Reading literature and talking with wolf and lynx researchers, it becomes evident that interference between the two species is actually poorly studied. Some mammalogists tend to assume that wolves suppress the lynx population. Some even suggest details of the aggressive behaviour of wolves towards lynxes: strong wolf packs attack lynx family groups and kill kits during lynx mating season when the kits stay alone or disperse. Seemingly, such stories are only speculative beliefs and ideas.
During vast amounts of time in the wild and a lot of field studies on wolves and lynxes in Belarus only lynxes killed by lynxes (males killed by other males and kits killed by males) were found. We never found any lynx (kits or adult) killed by wolves.
In contrast, we found several wolf pups of various age and pregnant wolves killed by lynx:
- 8 wolf pups of 2-11 months old and 2 heavily pregnant female wolves that were killed by lynxes (1997-2015, Naliboki Forest and Paazierre Forest);
- one more pregnant female wolf was killed by either lynx or wolf (more likely to say that lynx, Naliboki Forest, May 2017);
- at least, two wolf litters up two one month old were killed by lynxes (Naliboki Forest, April-May, 2016 and 2017),
- two more litters – very plausible;
- one wolf litter of 2-3 months old and their small mother were very plausibly killed by lynx (Naliboki Forest, June-July 2016);
- adult male wolf plausibly died being wounded after a fight with a male lynx (Naliboki Forest, April 2017).
My point of view is clear: at least, in Belarus, lynxes, first of all, adult males suppress wolf reproduction, by frequently killing of pups and pregnant females. This, in turn, affects the wolf population dynamic, sometimes, quite heavily. Nowadays, I and my collaborators from Wild Naliboki have enough proofs to confirm that.

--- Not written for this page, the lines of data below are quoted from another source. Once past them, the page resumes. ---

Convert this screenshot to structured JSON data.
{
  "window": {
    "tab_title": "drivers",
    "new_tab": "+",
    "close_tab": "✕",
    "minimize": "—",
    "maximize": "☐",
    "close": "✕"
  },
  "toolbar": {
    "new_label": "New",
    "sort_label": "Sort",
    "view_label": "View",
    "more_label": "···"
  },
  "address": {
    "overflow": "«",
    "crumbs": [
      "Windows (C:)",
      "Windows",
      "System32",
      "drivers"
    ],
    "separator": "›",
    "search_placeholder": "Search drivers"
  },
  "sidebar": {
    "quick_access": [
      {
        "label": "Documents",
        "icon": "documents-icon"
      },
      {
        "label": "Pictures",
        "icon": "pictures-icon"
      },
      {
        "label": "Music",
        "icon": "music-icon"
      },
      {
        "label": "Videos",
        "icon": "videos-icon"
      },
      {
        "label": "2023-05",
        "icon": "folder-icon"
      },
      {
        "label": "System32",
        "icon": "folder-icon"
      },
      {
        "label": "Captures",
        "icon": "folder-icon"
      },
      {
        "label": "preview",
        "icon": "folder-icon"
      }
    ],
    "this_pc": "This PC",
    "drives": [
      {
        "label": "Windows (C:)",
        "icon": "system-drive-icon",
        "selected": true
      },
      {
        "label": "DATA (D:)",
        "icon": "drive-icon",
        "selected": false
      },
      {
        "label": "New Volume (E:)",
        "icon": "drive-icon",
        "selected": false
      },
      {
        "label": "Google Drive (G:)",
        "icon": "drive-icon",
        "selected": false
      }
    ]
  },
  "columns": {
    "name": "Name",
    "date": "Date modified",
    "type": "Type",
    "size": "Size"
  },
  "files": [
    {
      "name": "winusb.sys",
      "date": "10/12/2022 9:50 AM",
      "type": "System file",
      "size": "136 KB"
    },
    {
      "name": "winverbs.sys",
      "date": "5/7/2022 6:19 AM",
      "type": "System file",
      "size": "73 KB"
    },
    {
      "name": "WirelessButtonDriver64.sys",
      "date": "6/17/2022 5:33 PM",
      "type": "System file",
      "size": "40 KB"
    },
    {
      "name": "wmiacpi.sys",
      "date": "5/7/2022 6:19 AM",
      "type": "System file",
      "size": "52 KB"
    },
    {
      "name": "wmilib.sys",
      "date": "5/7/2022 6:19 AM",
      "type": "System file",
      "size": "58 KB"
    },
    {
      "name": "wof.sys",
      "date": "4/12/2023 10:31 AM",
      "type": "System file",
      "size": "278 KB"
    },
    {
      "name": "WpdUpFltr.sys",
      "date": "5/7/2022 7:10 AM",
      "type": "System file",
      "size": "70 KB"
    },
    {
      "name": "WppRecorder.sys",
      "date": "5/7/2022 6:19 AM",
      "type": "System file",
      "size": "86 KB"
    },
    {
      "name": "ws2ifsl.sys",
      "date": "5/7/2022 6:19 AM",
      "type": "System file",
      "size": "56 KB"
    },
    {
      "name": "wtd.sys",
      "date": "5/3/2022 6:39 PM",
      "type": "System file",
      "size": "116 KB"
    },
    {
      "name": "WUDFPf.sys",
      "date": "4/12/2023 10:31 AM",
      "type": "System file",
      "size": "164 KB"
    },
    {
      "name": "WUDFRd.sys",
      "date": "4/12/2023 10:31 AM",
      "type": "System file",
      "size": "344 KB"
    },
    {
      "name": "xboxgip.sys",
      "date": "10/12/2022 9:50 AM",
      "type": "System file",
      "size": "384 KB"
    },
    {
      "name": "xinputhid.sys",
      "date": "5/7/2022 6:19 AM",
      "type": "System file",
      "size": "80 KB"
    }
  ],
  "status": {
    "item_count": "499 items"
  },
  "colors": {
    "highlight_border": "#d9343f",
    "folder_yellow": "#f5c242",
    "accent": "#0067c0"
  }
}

Below you will find some photo-material on the interference between wolves and lynxes in Nalibiki Forest in Belarus suggesting the leading role of lynxes in the interspecific interference.
Wolf parents at burrow-den with pups inside and the visit of male lynx into the den. Afterwards, the wolf couple has lost the pups. There is snow on the photos with lynx, as it was snowing in the morning of that day in May.
Encounter and fight between an adult male lynx and an adult male wolf. The fight took place at an important marking point and grooming place of the male lynx on an abandoned forest road. The lynx won and plausibly the wolf died afterwards from his wounds.
Lynx visits to the active wolf burrow-den.
An example of wolf response to lynx odour. A pack of four wolves approaching a dead tree, where female and male lynxes had marked previously by urinating. Two of the pack members cautiously inspected the tree with their ears flat, a clear sign of fear and/or subordination.
Many people find it hard to believe that lynxes can kill healthy wolves. Indeed, even a large adult male lynx would expose itself to serious risk of being killed if it tried to fight with a wolf pack. In fact, a lynx will never attack a wolf pack.
However, wolves are not always in packs. They live in packs in the cold season (from late september untill mid-april) and even then many wolves walk around alone. In the warm season (from mid-april untill late September) wolves walking alone are more common then wolves living in small groups.
Just before denning and 10-20 days after parturition the parent wolves are alone most of the time: the mother is at the den, the father forages. Female wolves in the last decades of pregnancy are clumsy, and when their males are foraging they are very vulnerable.
The majority of yearlings that are chased away from the new denning site by their parents walk alone, even if there are several of them.
Pups of the year are another category of vulnerable wolves. They stay alone from the age of 15-20 days until they start to move with the parents (i.e. from mid-May until mid-September). During these months wolf pups can easily be killed by lynxes.
Moreover, we got convinced that an adult lynx – especially a big male – can win a fight from any lone wolf. We photo-documented a fight between a not very big and quite old male lynx (older than 8 years) and a (not small) adult male wolf. The lynx threw the wolf on its back, attacking it’s belly. Obviously the lynx won the fight and most likely the wolf died from his injuries. Before the fight we photographed this easily recognizable wolf frequently, a few hours after the fight the clearly wounded wolf was photographed one more last time.
So, by near consideration lynxes have plenty of opportunities to kill wolves.